YOUR OBJECTIVE: Wherever the word "menu" shows up in the data, report the line it sits in.

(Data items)

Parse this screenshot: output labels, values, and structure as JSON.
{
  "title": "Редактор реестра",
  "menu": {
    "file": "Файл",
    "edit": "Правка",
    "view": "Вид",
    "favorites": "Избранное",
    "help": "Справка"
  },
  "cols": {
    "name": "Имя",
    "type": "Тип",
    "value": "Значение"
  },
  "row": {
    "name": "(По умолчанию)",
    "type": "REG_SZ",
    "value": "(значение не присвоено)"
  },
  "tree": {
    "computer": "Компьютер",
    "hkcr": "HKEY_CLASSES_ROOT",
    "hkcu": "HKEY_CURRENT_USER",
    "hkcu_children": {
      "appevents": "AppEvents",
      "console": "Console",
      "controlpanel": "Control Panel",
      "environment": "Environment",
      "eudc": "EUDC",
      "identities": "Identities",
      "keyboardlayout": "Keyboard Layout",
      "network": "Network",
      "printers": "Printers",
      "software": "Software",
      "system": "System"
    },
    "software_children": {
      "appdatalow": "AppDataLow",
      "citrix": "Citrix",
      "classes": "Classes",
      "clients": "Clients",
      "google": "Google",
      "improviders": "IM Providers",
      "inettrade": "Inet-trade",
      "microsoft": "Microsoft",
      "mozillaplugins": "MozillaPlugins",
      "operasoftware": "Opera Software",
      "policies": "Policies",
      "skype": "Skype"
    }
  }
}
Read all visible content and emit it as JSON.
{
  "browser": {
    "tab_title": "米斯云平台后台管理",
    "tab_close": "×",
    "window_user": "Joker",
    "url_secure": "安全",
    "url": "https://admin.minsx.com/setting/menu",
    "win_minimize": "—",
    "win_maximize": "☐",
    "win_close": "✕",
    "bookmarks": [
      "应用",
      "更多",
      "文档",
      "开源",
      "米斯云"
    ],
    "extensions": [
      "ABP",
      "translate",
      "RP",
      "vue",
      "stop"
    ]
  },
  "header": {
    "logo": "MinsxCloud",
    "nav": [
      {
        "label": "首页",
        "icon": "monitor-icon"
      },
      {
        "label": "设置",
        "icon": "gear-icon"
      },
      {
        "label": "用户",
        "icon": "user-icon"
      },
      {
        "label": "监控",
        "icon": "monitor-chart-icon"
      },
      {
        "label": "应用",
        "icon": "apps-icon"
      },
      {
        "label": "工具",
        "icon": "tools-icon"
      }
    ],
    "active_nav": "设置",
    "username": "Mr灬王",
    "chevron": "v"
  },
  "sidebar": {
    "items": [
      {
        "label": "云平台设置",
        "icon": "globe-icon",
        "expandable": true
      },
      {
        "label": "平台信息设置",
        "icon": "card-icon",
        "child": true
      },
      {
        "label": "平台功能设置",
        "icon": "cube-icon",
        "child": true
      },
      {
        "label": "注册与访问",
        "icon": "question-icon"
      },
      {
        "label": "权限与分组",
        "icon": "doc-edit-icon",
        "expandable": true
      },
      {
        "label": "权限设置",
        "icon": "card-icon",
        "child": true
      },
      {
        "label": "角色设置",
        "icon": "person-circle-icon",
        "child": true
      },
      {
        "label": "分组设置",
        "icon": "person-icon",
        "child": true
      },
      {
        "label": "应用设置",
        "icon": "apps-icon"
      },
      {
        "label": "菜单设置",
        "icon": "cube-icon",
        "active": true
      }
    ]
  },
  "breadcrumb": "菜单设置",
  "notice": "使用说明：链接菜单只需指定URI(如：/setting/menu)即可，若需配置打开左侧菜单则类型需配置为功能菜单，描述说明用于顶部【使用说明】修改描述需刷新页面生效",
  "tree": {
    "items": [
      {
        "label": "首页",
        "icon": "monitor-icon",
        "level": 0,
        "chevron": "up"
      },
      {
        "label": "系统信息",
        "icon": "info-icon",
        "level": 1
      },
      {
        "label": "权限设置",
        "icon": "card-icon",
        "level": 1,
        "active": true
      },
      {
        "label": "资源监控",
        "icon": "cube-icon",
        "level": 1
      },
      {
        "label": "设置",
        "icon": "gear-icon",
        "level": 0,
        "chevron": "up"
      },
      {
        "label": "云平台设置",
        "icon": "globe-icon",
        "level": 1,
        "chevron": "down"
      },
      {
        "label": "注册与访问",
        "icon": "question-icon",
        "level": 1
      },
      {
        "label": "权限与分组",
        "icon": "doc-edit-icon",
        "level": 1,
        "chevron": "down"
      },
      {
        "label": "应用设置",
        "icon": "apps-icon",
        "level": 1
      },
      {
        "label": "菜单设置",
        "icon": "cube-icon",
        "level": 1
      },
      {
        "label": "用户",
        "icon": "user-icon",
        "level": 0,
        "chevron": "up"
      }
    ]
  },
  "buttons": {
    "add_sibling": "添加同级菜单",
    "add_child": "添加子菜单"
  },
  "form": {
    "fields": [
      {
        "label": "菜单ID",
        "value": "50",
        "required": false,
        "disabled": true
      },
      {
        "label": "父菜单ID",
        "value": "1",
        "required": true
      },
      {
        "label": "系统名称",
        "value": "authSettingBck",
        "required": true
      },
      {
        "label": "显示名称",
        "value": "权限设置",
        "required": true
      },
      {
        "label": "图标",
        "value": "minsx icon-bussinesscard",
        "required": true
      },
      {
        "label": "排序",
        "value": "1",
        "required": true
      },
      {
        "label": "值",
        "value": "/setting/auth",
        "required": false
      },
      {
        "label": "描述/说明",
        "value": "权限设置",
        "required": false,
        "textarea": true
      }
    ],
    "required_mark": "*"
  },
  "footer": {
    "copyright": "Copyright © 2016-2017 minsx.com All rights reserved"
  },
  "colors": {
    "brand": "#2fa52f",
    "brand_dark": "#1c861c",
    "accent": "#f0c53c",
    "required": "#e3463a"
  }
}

OUTPUT BELOW:
  "menu": {
    "url": "https://admin.minsx.com/setting/menu",
  "notice": "使用说明：链接菜单只需指定URI(如：/setting/menu)即可，若需配置打开左侧菜单则类型需配置为功能菜单，描述说明用于顶部【使用说明】修改描述需刷新页面生效",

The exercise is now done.